━━━━━ INPUT DATA

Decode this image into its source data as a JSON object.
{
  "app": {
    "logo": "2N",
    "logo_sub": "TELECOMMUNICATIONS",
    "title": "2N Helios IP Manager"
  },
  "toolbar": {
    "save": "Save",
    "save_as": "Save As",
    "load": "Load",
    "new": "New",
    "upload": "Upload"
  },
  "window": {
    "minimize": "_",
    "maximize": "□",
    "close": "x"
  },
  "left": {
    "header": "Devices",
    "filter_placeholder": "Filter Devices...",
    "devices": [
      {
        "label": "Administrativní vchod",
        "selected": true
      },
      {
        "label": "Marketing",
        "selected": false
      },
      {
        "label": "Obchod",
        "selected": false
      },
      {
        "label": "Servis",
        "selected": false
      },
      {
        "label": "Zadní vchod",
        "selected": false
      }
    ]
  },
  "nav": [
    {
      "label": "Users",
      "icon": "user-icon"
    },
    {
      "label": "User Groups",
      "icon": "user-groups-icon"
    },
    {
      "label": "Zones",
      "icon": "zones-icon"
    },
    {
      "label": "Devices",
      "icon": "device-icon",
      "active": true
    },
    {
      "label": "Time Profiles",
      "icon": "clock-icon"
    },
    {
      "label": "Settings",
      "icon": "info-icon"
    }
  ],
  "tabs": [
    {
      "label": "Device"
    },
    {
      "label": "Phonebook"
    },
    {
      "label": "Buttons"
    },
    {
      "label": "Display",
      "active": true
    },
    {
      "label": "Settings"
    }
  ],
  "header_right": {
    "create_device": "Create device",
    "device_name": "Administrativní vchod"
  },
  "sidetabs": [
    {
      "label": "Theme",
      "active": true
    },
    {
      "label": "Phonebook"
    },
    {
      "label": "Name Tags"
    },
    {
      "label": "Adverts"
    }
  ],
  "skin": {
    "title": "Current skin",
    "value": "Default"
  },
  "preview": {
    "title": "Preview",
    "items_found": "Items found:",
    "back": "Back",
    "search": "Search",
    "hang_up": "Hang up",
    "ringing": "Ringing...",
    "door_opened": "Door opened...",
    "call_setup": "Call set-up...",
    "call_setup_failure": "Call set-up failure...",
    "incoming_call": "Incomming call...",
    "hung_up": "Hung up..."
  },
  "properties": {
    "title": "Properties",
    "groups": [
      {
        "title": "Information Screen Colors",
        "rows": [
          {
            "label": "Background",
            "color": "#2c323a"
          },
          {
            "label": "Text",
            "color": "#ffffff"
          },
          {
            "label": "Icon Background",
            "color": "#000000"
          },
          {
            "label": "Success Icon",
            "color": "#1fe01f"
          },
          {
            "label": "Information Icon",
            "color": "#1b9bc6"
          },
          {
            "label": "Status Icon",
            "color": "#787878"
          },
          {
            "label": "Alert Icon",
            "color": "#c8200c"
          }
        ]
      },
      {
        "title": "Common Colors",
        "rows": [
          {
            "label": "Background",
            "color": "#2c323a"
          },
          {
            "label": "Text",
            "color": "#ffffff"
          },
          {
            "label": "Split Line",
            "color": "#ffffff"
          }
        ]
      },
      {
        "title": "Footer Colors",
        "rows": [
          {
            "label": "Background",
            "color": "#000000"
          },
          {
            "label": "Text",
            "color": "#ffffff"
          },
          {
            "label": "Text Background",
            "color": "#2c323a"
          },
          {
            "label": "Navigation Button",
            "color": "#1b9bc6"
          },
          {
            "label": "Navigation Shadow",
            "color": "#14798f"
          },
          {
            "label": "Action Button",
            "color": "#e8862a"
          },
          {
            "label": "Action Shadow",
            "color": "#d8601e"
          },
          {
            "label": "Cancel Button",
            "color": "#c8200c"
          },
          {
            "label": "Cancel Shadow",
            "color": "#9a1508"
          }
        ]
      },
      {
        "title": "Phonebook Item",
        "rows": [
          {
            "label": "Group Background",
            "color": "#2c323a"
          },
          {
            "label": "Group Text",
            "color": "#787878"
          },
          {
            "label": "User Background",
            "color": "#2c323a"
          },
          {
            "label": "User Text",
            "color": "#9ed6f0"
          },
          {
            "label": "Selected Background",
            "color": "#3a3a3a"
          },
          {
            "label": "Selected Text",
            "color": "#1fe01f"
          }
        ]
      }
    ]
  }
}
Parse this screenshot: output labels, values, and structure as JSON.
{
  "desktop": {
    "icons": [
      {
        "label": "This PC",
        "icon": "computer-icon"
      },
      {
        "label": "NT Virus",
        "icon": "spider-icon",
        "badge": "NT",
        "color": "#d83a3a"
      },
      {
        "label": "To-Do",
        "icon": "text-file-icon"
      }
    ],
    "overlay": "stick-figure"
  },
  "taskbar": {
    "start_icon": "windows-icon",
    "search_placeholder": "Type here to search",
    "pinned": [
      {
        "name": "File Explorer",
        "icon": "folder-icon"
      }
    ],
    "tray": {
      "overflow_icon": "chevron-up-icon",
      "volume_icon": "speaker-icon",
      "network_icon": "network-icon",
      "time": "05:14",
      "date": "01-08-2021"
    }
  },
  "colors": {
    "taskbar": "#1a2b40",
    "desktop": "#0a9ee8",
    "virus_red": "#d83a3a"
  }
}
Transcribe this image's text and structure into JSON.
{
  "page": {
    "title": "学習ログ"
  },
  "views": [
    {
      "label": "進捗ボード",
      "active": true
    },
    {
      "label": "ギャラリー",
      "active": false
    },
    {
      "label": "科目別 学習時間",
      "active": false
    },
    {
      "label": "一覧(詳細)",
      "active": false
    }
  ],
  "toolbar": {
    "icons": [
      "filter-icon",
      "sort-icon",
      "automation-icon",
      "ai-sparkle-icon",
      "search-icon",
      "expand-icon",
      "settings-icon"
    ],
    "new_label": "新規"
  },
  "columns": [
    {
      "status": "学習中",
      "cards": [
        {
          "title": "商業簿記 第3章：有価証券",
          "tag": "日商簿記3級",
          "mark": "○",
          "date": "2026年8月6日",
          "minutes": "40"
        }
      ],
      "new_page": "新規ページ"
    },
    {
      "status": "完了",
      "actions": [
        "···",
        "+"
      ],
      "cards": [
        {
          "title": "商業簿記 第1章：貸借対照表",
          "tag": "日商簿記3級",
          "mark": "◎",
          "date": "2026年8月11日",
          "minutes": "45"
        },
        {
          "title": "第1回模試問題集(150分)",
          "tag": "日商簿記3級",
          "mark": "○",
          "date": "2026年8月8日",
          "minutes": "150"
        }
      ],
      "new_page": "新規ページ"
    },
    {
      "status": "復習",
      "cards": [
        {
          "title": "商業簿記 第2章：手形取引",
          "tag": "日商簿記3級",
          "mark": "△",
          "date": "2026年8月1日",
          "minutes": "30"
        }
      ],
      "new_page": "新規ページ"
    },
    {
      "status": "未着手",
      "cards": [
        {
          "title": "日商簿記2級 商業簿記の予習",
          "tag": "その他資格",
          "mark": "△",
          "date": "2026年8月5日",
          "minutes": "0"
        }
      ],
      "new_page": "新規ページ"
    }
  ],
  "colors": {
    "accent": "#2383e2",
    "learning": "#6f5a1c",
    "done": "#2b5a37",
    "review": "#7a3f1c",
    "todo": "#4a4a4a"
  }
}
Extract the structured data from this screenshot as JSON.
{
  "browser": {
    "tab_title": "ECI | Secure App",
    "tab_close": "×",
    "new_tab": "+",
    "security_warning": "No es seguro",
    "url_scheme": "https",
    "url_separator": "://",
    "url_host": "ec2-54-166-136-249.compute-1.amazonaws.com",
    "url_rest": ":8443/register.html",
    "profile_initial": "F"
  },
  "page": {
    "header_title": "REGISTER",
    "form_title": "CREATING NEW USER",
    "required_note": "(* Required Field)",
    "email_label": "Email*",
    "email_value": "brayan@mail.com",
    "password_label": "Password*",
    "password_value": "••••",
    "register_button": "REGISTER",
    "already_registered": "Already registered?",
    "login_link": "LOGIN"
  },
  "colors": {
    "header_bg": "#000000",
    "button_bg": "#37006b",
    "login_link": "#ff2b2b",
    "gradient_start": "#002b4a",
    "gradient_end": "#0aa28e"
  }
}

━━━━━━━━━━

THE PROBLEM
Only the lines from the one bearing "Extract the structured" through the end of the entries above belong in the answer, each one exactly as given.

THE ANSWER
Extract the structured data from this screenshot as JSON.
{
  "browser": {
    "tab_title": "ECI | Secure App",
    "tab_close": "×",
    "new_tab": "+",
    "security_warning": "No es seguro",
    "url_scheme": "https",
    "url_separator": "://",
    "url_host": "ec2-54-166-136-249.compute-1.amazonaws.com",
    "url_rest": ":8443/register.html",
    "profile_initial": "F"
  },
  "page": {
    "header_title": "REGISTER",
    "form_title": "CREATING NEW USER",
    "required_note": "(* Required Field)",
    "email_label": "Email*",
    "email_value": "brayan@mail.com",
    "password_label": "Password*",
    "password_value": "••••",
    "register_button": "REGISTER",
    "already_registered": "Already registered?",
    "login_link": "LOGIN"
  },
  "colors": {
    "header_bg": "#000000",
    "button_bg": "#37006b",
    "login_link": "#ff2b2b",
    "gradient_start": "#002b4a",
    "gradient_end": "#0aa28e"
  }
}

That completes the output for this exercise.